As a member of the quartz family, amethyst is durable and can withstand daily wear as long as you are careful and attentive.
Cons of an Amethyst Engagement Ring
Amethyst can fade if exposed to intense light or heat. When storing your amethyst engagement ring, keep it out of direct sunlight and at room temperature. Like other less-durable gems, to avoid scratching or damaging it, you may want to remove your ring when engaging in intense work with your hands.
Finally, as a very abundant gem, an amethyst will not retain value as a diamond, emerald, ruby, or sapphire would.
Come to Ware Jewelers for Alternative Engagement Rings
Now that you know just about everything you need to find the perfect gemstone engagement ring, you need a place to shop. For generations, Ware Jewelers has served our community with one goal, to offer quality jewelry and exceptional customer service.
We have a team of certified gemologists and experienced bench jewelers assembled to find you the gemstone ring of your dreams. If you want a unique engagement ring, Ware Jewelers is the place to look.

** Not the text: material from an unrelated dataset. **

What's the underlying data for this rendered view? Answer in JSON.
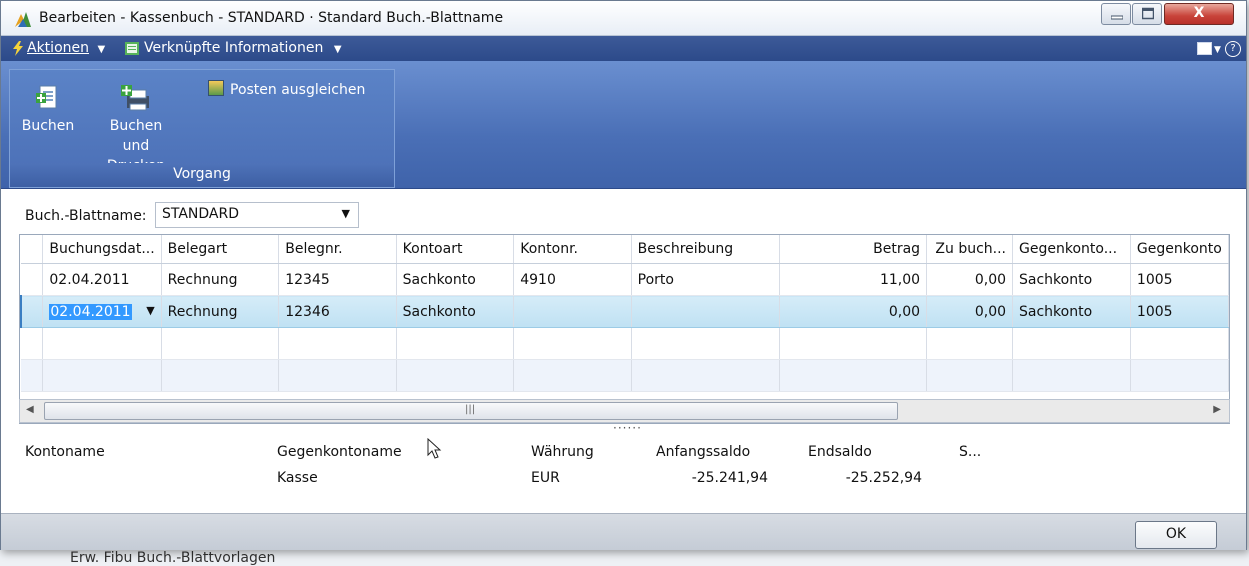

And don’t forget to book an appointment with one of our jewelry experts on staff so that we can provide you with the personal time and attention that you deserve! We’ll see you soon at Ware Jewelers!